A couple of years ago I wrote a story critiquing what I saw as some very emotive reporting. Essentially a technology vendor went bust as a direct result of their data being compromised while sited on Amazon Web Services (AWS) servers. The article in question essentially suggested that because of that particular incident, we should all be aware that the cloud isn't a safe place to store our data. As I said in my piece:
“I’ve visited data centers that host cloud infrastructure. They have by far the highest level of physical and virtual security available. They are exemplars of due process. Compare this with the vast majority of organization’s IT resources. I’ve seen enough servers in cleaning cupboards or under desks to know what the norm is for organizations. To glibly suggest that penetrating a cloud platform is easier than a corporate data center is plain wrong.”
Clearly over the years there have been some issues around data breaches in the cloud. But there are two points to remember here: first, often these breaches are caused by poor security not at the cloud provider's end, but rather with the customer. Second, the number of data security issues in the cloud pales in comparison to all of the (often untold) stories of data breaches in traditional infrastructure.
So, I bristle a little bit when someone pitches me on “a solution to solve the issues with the cloud.” The way I see it, even if today an issue exists with a cloud vendor's security or process, the opportunity to resolve that issue before the vendor does is limited, to say the least. That's why I'm a bit skeptical about Dome9 and its promise to shield AWS’ Identity Access Management (IAM) solution with “three layers of protection.”
Why is there an issue here, and why is this important? The way Dome9 sees it, large AWS deployments offer benefits in terms of scalability, availability and cost. No disagreement there from me. But Dome9 goes on to suggest that these deployments also add HUGE (capitalization theirs) complexity to enabling developers with limited and timely access to the core AWS account. IAM keys can easily get passed into the wrong hands and result in a ransomed or shut down cloud. IAM Safe prevents this from evening happening with three layers of protection.
Dome9 certainly has the security credentials here. The company provides enterprise IAM protection, network security and compliance for public clouds, primarily AWS. This new offering, “IAM Safe,” sets role-based privileges, detects compromised accounts and contains the attack impact by adding a layer of defense to organic IAM policies. “IAM Safe” offers three layers of IAM protection, enabling AWS users to:
- Activate an enhanced layer of defense for organic IAM policies. Dome9 lists all IAM users and their roles and enables admins to restrict their ability to perform critical actions with on-demand elevated privileges.
- Prevent unauthorized IAM operations with IAM tamper protection. Dome9 analyzes IAM users and roles for suspicious activity and notifies admins when an unauthorized IAM operation is attempted.

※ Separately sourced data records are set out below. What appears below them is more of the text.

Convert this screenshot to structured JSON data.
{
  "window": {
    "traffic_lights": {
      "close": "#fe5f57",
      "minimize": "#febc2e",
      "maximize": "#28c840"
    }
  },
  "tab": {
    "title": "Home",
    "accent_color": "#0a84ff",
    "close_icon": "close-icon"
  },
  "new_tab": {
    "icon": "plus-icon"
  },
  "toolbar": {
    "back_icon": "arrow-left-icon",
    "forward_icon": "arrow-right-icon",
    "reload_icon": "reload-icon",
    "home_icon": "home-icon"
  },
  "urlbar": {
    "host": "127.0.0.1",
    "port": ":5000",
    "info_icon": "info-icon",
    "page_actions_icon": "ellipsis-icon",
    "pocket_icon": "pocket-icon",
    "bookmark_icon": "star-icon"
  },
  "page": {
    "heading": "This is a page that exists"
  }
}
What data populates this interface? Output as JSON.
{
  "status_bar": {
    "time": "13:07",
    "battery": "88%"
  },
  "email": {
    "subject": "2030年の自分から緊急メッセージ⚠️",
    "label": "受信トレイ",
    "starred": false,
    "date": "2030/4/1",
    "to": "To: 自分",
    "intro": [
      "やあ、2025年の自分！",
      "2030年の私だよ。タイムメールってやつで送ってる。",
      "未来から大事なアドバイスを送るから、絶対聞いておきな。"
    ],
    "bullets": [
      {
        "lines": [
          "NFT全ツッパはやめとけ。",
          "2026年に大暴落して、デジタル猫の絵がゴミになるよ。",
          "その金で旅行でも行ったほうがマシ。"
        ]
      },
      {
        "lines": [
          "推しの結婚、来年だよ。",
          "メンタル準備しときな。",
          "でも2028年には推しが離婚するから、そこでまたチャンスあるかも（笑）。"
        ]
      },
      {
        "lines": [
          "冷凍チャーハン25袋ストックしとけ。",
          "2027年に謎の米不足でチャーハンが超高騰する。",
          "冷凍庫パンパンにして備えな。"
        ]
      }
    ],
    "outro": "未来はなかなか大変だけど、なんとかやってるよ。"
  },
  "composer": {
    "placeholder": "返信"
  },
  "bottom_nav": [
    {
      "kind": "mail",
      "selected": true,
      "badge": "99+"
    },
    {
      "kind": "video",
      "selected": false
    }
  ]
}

- Contain compromised account blast radius. Dome9 restricts IAM user and role permissions, thereby minimizing the potential harm caused by compromised credentials to the bare minimum.
“Our vision is to enable enterprises to securely move more mission-critical workloads to AWS,” said Zohar Alon, CEO and co-founder of Dome9. “Our IAM protection solution adds another critical layer of security to make this vision a reality for AWS customers.”
OK, I get that some customers get a little nervous about the cloud and want both added protection and the security blanket that a third-party vendor can bring. But I just don't see this as a long-term opportunity—if there is really massive enterprise demand for this sort of functionality, you can bet that AWS will introduce it soon. If there isn't, and it's only relevant for a small subset of AWS users, then I wonder how big the opportunity for Dome9 really is.
This is a company that certainly understands its security. I just have less faith in their understanding of the nuances around large technology ecosystems and the risks around building a business based on being an add-on tool to a large ecosystem player. Add to that the fact that many prospective customers will be nervous about adding yet another company into their inner sanctum, and I see a battle ahead for Dome9.
This article is published as part of the IDG Contributor Network. Want to Join?